Mr. JINDAL. Mr. Chairman, I yield myself such time as I may consume.
I rise in opposition to this amendment, and coming from south Louisiana, I would like to provide some guidance and clarify some of the misleading facts that surround this issue.
We know the production off the coast of our State is important to meet the Nation's energy needs. Congress did a good thing back in 1995 in passing the Deep Water Royalty Relief Act. That act did a simple thing. It provided automatic royalty relief for new leases for 5 years in the deep waters of the Gulf of Mexico.
For those who would argue nothing happened, I would say, Look at the numbers. In 1995, we averaged just over 1,200 leases. After that act, the number of active leases increased up to 3,300 leases. This is not a giveaway. We actually generated more, not less, money for the Federal Government. Our lease bid revenues increased from $800 million in 1995 to over $1.5 billion in 1996, almost $2 billion in 1997.

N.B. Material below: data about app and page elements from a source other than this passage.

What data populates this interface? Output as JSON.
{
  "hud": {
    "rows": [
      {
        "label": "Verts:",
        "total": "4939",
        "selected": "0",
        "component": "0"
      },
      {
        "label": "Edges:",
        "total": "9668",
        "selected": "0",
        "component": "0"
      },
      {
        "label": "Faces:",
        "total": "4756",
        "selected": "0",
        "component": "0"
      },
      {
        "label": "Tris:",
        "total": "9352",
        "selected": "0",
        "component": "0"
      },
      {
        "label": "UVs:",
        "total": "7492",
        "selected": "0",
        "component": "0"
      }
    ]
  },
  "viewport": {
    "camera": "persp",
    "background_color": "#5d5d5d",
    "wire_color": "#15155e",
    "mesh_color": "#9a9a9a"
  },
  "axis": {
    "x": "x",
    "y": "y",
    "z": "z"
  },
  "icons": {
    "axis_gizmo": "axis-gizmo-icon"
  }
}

I rise in opposition to this amendment because it would cost the Treasury, and it would decrease the supply of domestic energy which this bill is trying to increase.
Third, this is not a giveaway but rather there are price thresholds and safety mechanics. The Secretary of the Interior already has the regulations and the ability to say, as the MMS does today, if the price of oil is over, let us say, $34 per barrel, these royalty relief provisions do not go into effect.
The language as written is common-sense language that encourages production and allows large investments. We are talking about investments of hundreds of millions of dollars, maybe a billion. We are talking about drilling in deep water where there is great risk. This relief provision allows these companies to get the access to capital they need to take these risks.
I rise in strong opposition to the amendment. The current relief provides jobs in my State and provides energy for our country and lowers the price of energy for our industry.
Mr. Chairman, I yield such time as he may consume to the gentleman from Louisiana (Mr. Melancon).